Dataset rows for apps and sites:

====================

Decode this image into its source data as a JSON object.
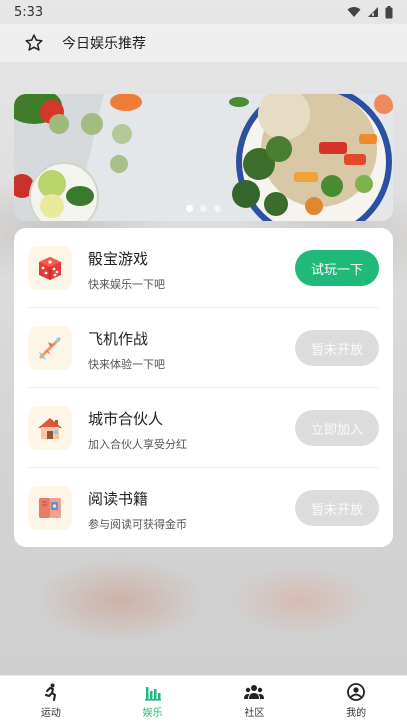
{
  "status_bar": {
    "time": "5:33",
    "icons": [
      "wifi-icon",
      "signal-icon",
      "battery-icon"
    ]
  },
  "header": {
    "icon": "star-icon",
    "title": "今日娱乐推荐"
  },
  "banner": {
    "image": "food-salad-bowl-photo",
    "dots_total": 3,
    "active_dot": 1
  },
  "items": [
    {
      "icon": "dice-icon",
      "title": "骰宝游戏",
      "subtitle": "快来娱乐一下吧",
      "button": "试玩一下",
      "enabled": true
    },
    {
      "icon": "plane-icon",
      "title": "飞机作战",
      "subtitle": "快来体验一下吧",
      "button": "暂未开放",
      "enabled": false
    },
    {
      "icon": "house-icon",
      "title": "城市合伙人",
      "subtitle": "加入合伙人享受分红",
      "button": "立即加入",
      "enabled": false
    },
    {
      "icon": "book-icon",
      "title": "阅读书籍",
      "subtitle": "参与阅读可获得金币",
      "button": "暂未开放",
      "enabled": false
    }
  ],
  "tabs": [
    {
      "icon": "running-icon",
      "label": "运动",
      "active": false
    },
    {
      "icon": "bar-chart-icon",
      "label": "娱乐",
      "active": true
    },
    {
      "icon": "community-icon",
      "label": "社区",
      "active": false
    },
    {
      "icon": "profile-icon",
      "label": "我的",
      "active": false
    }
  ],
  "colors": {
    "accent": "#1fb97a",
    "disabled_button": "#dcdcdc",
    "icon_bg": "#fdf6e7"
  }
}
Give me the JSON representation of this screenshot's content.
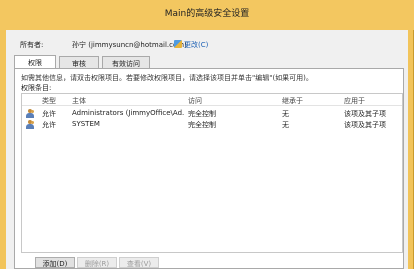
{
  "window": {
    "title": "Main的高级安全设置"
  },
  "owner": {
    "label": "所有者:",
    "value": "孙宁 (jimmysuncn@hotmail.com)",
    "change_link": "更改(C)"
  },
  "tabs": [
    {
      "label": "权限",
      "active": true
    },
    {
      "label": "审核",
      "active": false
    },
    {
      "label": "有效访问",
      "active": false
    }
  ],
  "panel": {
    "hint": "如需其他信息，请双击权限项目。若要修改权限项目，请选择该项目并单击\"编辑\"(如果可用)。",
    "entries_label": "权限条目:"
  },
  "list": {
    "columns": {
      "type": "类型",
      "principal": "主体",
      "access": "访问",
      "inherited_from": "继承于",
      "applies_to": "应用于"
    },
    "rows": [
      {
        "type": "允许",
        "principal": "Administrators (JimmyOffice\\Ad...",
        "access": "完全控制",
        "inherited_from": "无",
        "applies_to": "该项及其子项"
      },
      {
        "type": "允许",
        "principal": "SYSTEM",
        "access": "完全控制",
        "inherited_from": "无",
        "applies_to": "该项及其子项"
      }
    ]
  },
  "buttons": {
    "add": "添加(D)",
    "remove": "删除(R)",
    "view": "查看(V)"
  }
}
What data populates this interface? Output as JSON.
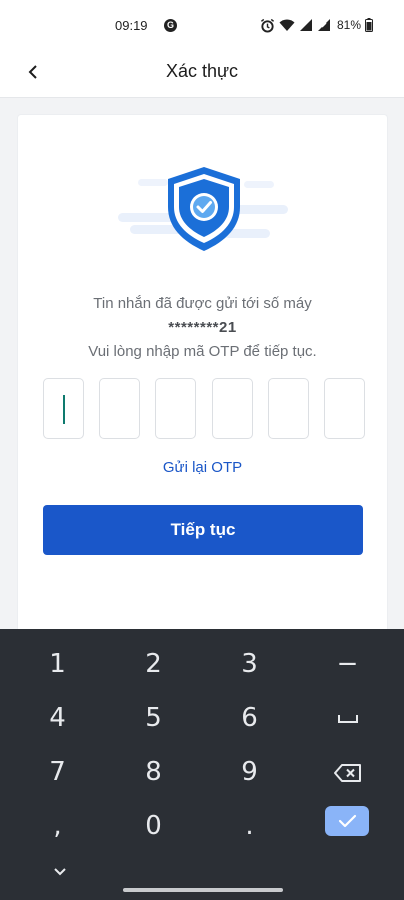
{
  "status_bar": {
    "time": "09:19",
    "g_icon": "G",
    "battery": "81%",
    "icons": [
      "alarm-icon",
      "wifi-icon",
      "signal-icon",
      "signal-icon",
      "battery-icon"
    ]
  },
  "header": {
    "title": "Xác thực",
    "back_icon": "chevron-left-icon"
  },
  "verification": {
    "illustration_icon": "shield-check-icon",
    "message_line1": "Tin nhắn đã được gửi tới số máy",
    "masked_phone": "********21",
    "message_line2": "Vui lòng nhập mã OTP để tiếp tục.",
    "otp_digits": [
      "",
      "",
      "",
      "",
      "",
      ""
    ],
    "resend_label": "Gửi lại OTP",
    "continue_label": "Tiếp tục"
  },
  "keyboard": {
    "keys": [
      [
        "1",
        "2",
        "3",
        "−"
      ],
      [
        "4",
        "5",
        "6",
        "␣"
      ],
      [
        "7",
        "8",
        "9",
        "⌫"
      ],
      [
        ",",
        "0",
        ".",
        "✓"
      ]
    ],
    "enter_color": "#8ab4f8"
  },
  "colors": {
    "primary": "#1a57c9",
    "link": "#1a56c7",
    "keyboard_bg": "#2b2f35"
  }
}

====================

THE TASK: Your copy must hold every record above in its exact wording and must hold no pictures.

ANSWER:
Decode this image into its source data as a JSON object.
{
  "status_bar": {
    "time": "5:33",
    "icons": [
      "wifi-icon",
      "signal-icon",
      "battery-icon"
    ]
  },
  "header": {
    "icon": "star-icon",
    "title": "今日娱乐推荐"
  },
  "banner": {
    "image": "food-salad-bowl-photo",
    "dots_total": 3,
    "active_dot": 1
  },
  "items": [
    {
      "icon": "dice-icon",
      "title": "骰宝游戏",
      "subtitle": "快来娱乐一下吧",
      "button": "试玩一下",
      "enabled": true
    },
    {
      "icon": "plane-icon",
      "title": "飞机作战",
      "subtitle": "快来体验一下吧",
      "button": "暂未开放",
      "enabled": false
    },
    {
      "icon": "house-icon",
      "title": "城市合伙人",
      "subtitle": "加入合伙人享受分红",
      "button": "立即加入",
      "enabled": false
    },
    {
      "icon": "book-icon",
      "title": "阅读书籍",
      "subtitle": "参与阅读可获得金币",
      "button": "暂未开放",
      "enabled": false
    }
  ],
  "tabs": [
    {
      "icon": "running-icon",
      "label": "运动",
      "active": false
    },
    {
      "icon": "bar-chart-icon",
      "label": "娱乐",
      "active": true
    },
    {
      "icon": "community-icon",
      "label": "社区",
      "active": false
    },
    {
      "icon": "profile-icon",
      "label": "我的",
      "active": false
    }
  ],
  "colors": {
    "accent": "#1fb97a",
    "disabled_button": "#dcdcdc",
    "icon_bg": "#fdf6e7"
  }
}
Give me the JSON representation of this screenshot's content.
{
  "window": {
    "title": "Main的高级安全设置"
  },
  "owner": {
    "label": "所有者:",
    "value": "孙宁 (jimmysuncn@hotmail.com)",
    "change_link": "更改(C)"
  },
  "tabs": [
    {
      "label": "权限",
      "active": true
    },
    {
      "label": "审核",
      "active": false
    },
    {
      "label": "有效访问",
      "active": false
    }
  ],
  "panel": {
    "hint": "如需其他信息，请双击权限项目。若要修改权限项目，请选择该项目并单击\"编辑\"(如果可用)。",
    "entries_label": "权限条目:"
  },
  "list": {
    "columns": {
      "type": "类型",
      "principal": "主体",
      "access": "访问",
      "inherited_from": "继承于",
      "applies_to": "应用于"
    },
    "rows": [
      {
        "type": "允许",
        "principal": "Administrators (JimmyOffice\\Ad...",
        "access": "完全控制",
        "inherited_from": "无",
        "applies_to": "该项及其子项"
      },
      {
        "type": "允许",
        "principal": "SYSTEM",
        "access": "完全控制",
        "inherited_from": "无",
        "applies_to": "该项及其子项"
      }
    ]
  },
  "buttons": {
    "add": "添加(D)",
    "remove": "删除(R)",
    "view": "查看(V)"
  }
}
What data populates this interface? Output as JSON.
{
  "status_bar": {
    "time": "09:19",
    "g_icon": "G",
    "battery": "81%",
    "icons": [
      "alarm-icon",
      "wifi-icon",
      "signal-icon",
      "signal-icon",
      "battery-icon"
    ]
  },
  "header": {
    "title": "Xác thực",
    "back_icon": "chevron-left-icon"
  },
  "verification": {
    "illustration_icon": "shield-check-icon",
    "message_line1": "Tin nhắn đã được gửi tới số máy",
    "masked_phone": "********21",
    "message_line2": "Vui lòng nhập mã OTP để tiếp tục.",
    "otp_digits": [
      "",
      "",
      "",
      "",
      "",
      ""
    ],
    "resend_label": "Gửi lại OTP",
    "continue_label": "Tiếp tục"
  },
  "keyboard": {
    "keys": [
      [
        "1",
        "2",
        "3",
        "−"
      ],
      [
        "4",
        "5",
        "6",
        "␣"
      ],
      [
        "7",
        "8",
        "9",
        "⌫"
      ],
      [
        ",",
        "0",
        ".",
        "✓"
      ]
    ],
    "enter_color": "#8ab4f8"
  },
  "colors": {
    "primary": "#1a57c9",
    "link": "#1a56c7",
    "keyboard_bg": "#2b2f35"
  }
}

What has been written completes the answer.